- Michael Moorcock, The Dreamthief's Daughter (UK: Simon & Schuster/Earthlight, Feb; US: Warner, Apr)
Moorcock's most famous character, Elric of Melniboné, is brought together with Nazi Ulric von Bek in this sweeping fantasy that spans the Multiverse. The novel "brilliantly melds first person points of view, then separates them again, while the action flows seamlessly between worlds from Nazi Germany, to the Middlemarch and various realms of the multiverse, and back again." (Jennifer A. Hall, July)
- Tim Powers, Declare (Subterranean Press limited edition, 2000; Morrow, Jan 2001)
Le Carréan spy fiction and the secret history of the 20th century, with fallen angels and Kim Philby. Winner of the 2001 World Fantasy Award. "In its various parts, Declare is not only Powers's most ambitious novel to date, but it may well be his best." (GKW, Feb)
- Terry Pratchett, Thief of Time (HarperCollins, May)
The latest Discworld novel sends up philosophy and martial arts movies as monks plot to end time. "In one particularly brilliant development, Pratchett brings new meaning to the expression 'death by chocolate.' " note Carolyn Cushman (Apr).
- Sean Russell, The One Kingdom (Eos, Feb)
A refreshing fantasy epic about feuding families and a magical, mapless river; first in a series.
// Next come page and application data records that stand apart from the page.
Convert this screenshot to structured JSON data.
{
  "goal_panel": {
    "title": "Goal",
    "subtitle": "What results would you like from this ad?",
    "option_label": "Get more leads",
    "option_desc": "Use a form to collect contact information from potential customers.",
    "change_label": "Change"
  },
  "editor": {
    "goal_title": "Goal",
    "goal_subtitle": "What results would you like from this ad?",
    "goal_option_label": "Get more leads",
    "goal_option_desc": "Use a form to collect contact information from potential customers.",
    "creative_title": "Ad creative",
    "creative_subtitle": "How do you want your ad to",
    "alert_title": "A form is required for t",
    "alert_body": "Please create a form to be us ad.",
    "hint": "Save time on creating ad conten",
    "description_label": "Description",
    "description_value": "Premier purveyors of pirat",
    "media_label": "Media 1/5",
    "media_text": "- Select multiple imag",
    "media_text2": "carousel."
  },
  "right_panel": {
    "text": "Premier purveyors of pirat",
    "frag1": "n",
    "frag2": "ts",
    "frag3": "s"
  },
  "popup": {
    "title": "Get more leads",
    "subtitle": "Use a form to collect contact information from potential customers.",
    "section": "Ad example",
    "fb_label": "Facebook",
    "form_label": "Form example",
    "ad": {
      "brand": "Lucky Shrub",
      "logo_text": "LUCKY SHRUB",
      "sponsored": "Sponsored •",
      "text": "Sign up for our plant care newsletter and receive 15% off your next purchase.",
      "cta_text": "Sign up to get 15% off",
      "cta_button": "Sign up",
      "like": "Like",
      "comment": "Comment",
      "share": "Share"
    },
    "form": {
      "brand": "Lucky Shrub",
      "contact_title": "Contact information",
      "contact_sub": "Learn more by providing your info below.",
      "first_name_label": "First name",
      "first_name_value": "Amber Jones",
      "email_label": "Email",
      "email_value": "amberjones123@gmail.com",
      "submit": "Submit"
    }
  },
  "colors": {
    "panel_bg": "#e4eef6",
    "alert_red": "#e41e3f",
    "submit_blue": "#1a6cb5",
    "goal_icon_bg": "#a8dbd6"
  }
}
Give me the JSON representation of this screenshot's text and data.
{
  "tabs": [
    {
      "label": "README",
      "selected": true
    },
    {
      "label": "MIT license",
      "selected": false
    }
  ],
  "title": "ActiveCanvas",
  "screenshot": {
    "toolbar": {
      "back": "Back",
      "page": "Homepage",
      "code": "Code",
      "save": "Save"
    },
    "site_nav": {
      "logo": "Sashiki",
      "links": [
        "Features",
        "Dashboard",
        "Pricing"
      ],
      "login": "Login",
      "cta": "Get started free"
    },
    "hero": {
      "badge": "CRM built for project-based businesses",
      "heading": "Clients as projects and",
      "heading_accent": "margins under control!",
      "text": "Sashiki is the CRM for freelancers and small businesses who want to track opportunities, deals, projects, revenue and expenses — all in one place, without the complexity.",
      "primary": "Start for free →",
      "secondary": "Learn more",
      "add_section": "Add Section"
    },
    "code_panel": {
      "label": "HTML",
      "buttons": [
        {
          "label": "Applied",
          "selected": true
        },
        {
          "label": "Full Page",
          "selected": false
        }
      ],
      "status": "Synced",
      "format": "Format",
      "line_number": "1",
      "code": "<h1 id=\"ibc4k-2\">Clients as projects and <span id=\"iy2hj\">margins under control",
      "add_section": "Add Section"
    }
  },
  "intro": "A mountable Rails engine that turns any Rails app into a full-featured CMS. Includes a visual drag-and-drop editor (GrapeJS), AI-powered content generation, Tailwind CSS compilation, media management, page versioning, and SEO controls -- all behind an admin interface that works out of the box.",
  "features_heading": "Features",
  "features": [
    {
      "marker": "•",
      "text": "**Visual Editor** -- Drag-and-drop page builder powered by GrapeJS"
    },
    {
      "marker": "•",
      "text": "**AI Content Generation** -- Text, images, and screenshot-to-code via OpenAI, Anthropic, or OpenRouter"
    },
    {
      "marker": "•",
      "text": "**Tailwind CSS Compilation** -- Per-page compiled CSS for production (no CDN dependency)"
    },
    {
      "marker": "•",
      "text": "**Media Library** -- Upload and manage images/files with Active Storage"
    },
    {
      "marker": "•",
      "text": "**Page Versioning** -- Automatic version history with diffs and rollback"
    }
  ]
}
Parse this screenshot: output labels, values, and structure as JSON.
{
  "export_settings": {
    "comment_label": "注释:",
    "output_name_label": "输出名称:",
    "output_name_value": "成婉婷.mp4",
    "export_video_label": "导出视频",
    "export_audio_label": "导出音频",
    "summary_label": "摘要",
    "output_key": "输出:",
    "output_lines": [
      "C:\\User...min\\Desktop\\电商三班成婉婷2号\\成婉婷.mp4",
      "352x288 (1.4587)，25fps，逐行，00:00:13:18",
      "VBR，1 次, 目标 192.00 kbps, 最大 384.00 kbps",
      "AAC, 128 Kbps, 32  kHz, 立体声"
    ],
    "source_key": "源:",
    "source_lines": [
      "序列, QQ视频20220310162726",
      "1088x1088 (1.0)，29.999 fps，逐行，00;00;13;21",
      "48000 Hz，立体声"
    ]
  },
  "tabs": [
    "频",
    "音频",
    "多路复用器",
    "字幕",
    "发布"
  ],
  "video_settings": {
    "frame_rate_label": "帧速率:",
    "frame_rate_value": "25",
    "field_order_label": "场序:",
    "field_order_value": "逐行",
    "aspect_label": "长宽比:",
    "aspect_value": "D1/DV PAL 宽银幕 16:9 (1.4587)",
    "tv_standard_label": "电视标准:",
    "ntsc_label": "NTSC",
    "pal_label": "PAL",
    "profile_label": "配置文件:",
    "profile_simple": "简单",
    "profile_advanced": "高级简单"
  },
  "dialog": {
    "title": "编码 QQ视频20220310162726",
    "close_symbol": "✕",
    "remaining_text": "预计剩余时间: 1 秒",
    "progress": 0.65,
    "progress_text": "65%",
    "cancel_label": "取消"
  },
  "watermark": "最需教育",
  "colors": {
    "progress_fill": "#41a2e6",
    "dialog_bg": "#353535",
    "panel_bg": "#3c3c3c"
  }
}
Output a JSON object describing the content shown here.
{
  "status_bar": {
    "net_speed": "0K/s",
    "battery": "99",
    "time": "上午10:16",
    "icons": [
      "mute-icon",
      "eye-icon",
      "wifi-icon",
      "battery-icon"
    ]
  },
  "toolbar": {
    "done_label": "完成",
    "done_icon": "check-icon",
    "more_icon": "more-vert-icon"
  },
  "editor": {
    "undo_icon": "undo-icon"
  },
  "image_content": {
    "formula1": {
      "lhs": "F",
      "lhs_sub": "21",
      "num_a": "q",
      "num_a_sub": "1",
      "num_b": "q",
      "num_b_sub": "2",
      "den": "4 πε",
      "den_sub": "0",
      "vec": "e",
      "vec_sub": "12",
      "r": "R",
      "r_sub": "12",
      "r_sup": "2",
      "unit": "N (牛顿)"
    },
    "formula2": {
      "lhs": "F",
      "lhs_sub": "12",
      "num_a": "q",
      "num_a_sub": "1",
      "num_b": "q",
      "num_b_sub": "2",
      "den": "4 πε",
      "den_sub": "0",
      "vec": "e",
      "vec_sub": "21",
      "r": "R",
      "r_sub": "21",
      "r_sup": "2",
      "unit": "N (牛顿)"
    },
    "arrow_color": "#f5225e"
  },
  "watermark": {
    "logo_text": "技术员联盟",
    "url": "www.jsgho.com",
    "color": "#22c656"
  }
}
It "avoids the flashy, the outlandish, ... in favor of a subtler narrative style, well-drawn characters, and an admirable lack of hysteria." (FM, Jan)
- Geoff Ryman, Lust (UK: HarperCollins/Flamingo, Feb)
Contemporary fantasy about a scientist who discovers he can bring his erotic fantasies to life; transcends the obviously self-indulgent aspects of the premise by applying scientifically rigorous controlled experimentation into his newly found ability, resulting in startling psychological discoveries. (Mark R. Kelly)
- Tad Williams, Otherland: Sea of Silver Light (DAW, April)
In this finale to the "Otherland" tetralogy is "the real and virtual plots all come to a spectacular climax ... a surprisingly satisfying conclusion." (CC, May)